1. Home 
  2. Introduction
  3. On Our Glossary and Taxonomy
  4.     Glossary of Terms
  5.     Taxonomies of Creative Nonfiction
  6.             Central Questions
  7.             Dramatic Design
  8.             Taxonomy of Forms
  9.             Genre and Veracity
  10.             Imagery
  11.             The Mind
  12.             Language
  13.             Narrative Energy
  14.             Narrators
  15.             Scene
  16.             Topics
  17.             Truth
  18. The Central Question Podcast
  19. Contact the Authors

Taxonomy of Narrative Energy (Chapter 8)

Narrative Energy is the reader’s engagement with the material on the page, regulated by the writer’s control over language, tension, pacing, stakes, and rhythm. Narrative energy is not created from subject matter alone, or action-packed plot lines, but through the writer’s use of language, tension, pacing, stakes, and rhythm.

Tension is trouble or conflict, and wielding tension effectively is essential for reader investment. In life, and on the page, we must push against something to see the world in a new way. Not only does tension keep our readers engaged—because two or more forces are colliding—but more critically, it’s the only way that change occurs. Without tension, we continue to move forward in the same direction and with the same perspective. 

Moment of Tension, The, is the experience that inspires the writing. It is always something that has already occurred. 

Moment of Reflection, The, is when the writer wrestles with the moment of tension to uncover the stakes.

Stakes are what stands to be lost, gained, or changed in the future, while, in contrast, tension is a kind of collision or trouble. 

Leaps help writers break from standard chronological movement by moving a narrative across time and space to focus on the most significant moments as sections of the narrative get grouped together by association rather than strict chronology. 

White Space is a pause between two sections and, if used intentionally, is rife with meaning. White space is not a blank space, or merely a visual transition. Instead, white space is a meaning maker. White space asks readers to make connections between the sections it separates, and it does it often without a transition. 

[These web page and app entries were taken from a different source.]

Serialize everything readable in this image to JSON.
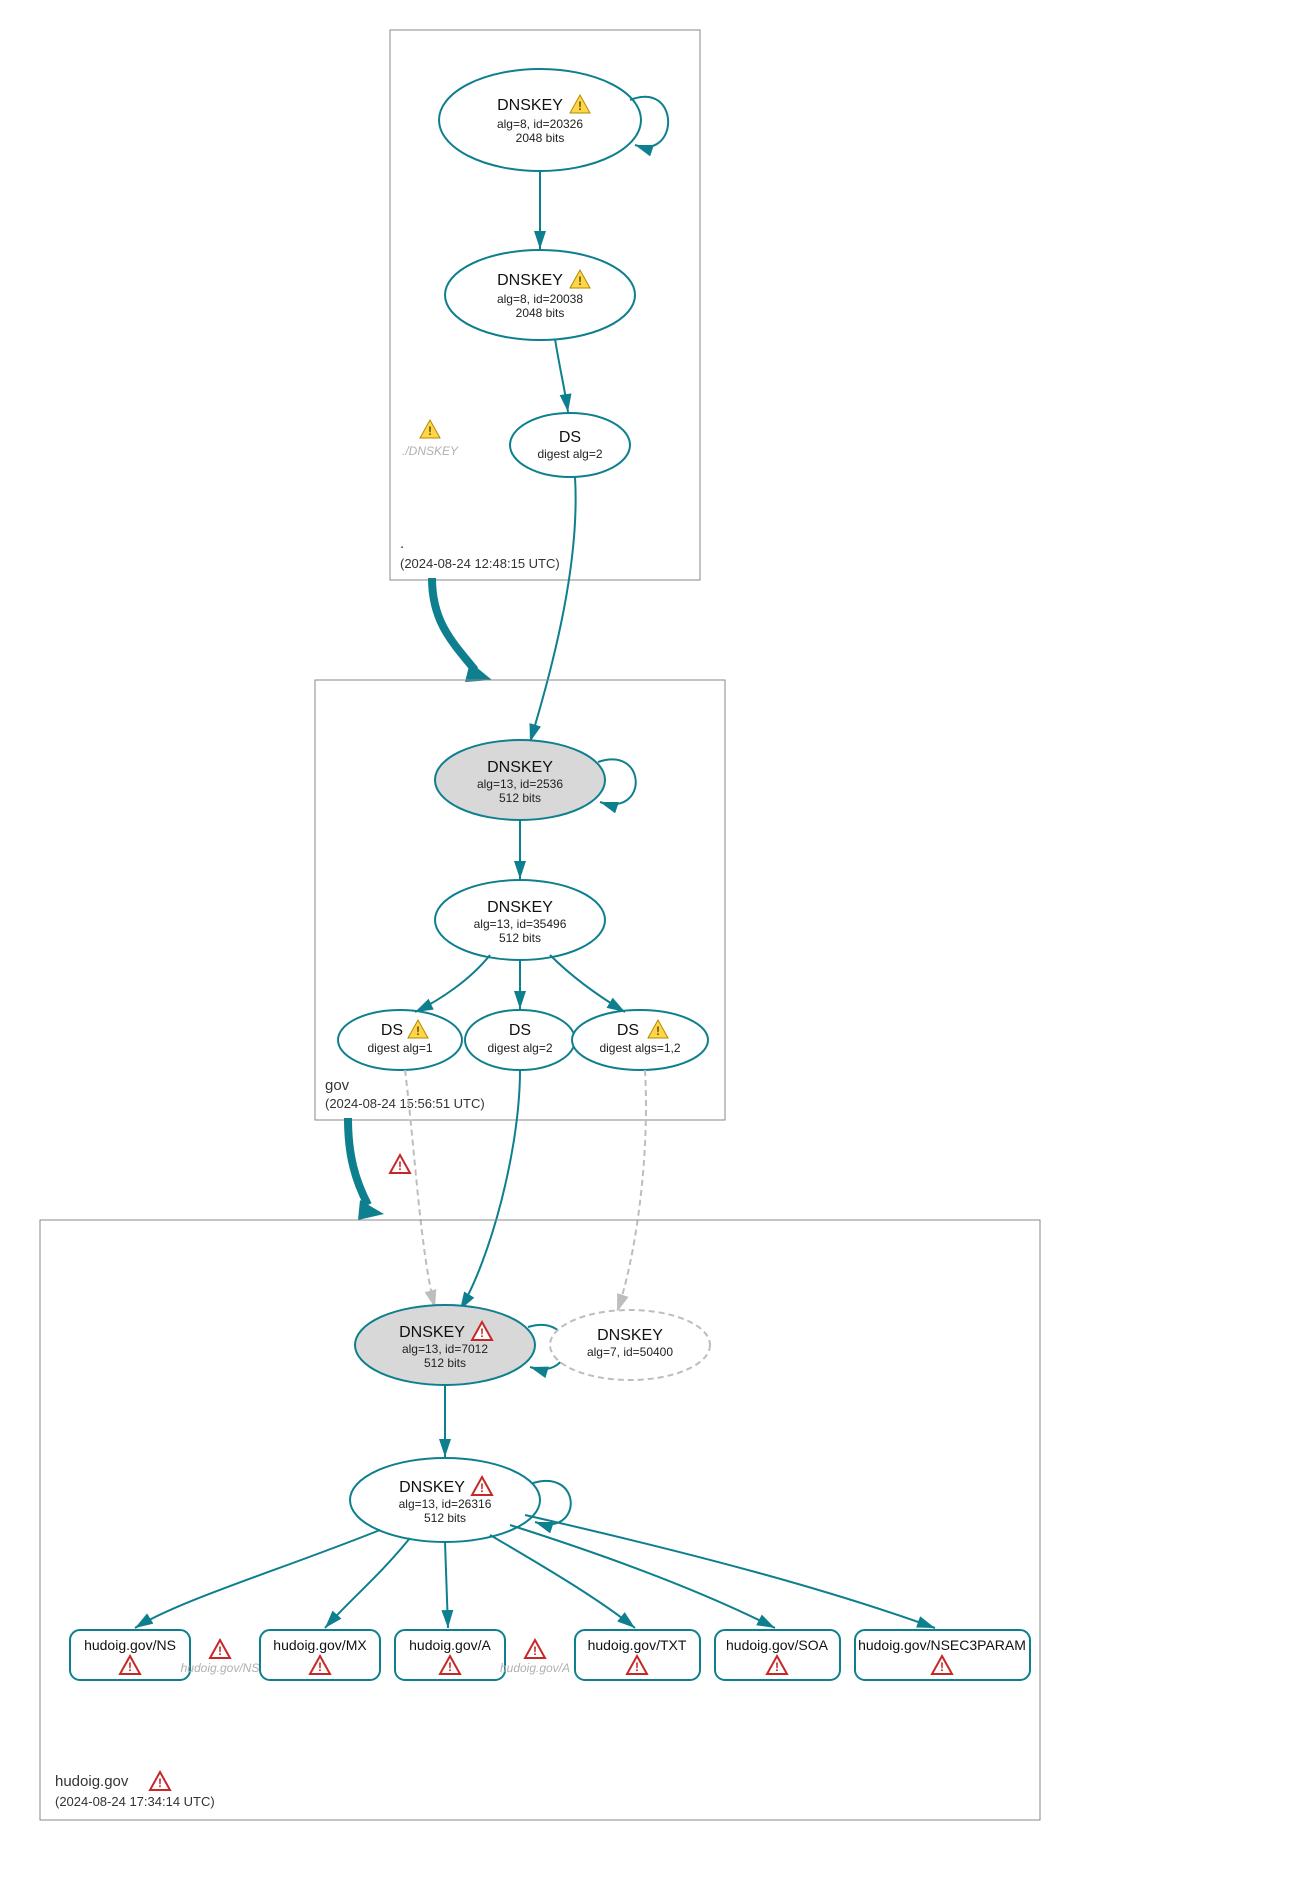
{
  "zones": {
    "root": {
      "label": ".",
      "time": "(2024-08-24 12:48:15 UTC)"
    },
    "gov": {
      "label": "gov",
      "time": "(2024-08-24 15:56:51 UTC)"
    },
    "hudoig": {
      "label": "hudoig.gov",
      "time": "(2024-08-24 17:34:14 UTC)"
    }
  },
  "nodes": {
    "root_ksk": {
      "title": "DNSKEY",
      "line1": "alg=8, id=20326",
      "line2": "2048 bits",
      "warn": true
    },
    "root_zsk": {
      "title": "DNSKEY",
      "line1": "alg=8, id=20038",
      "line2": "2048 bits",
      "warn": true
    },
    "root_ghost": {
      "label": "./DNSKEY"
    },
    "root_ds": {
      "title": "DS",
      "line1": "digest alg=2"
    },
    "gov_ksk": {
      "title": "DNSKEY",
      "line1": "alg=13, id=2536",
      "line2": "512 bits"
    },
    "gov_zsk": {
      "title": "DNSKEY",
      "line1": "alg=13, id=35496",
      "line2": "512 bits"
    },
    "gov_ds1": {
      "title": "DS",
      "line1": "digest alg=1",
      "warn": true
    },
    "gov_ds2": {
      "title": "DS",
      "line1": "digest alg=2"
    },
    "gov_ds3": {
      "title": "DS",
      "line1": "digest algs=1,2",
      "warn": true
    },
    "hud_ksk": {
      "title": "DNSKEY",
      "line1": "alg=13, id=7012",
      "line2": "512 bits",
      "err": true
    },
    "hud_ghost": {
      "title": "DNSKEY",
      "line1": "alg=7, id=50400"
    },
    "hud_zsk": {
      "title": "DNSKEY",
      "line1": "alg=13, id=26316",
      "line2": "512 bits",
      "err": true
    },
    "ghost_ns": {
      "label": "hudoig.gov/NS"
    },
    "ghost_a": {
      "label": "hudoig.gov/A"
    }
  },
  "records": [
    {
      "label": "hudoig.gov/NS"
    },
    {
      "label": "hudoig.gov/MX"
    },
    {
      "label": "hudoig.gov/A"
    },
    {
      "label": "hudoig.gov/TXT"
    },
    {
      "label": "hudoig.gov/SOA"
    },
    {
      "label": "hudoig.gov/NSEC3PARAM"
    }
  ]
}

Dialectical Movement is any time a writer explores contrasting points of view, either between characters or between parts of themselves. Dialectical movement is the inquisitive mind at work and allows readers to see a situation from a variety of perspectives.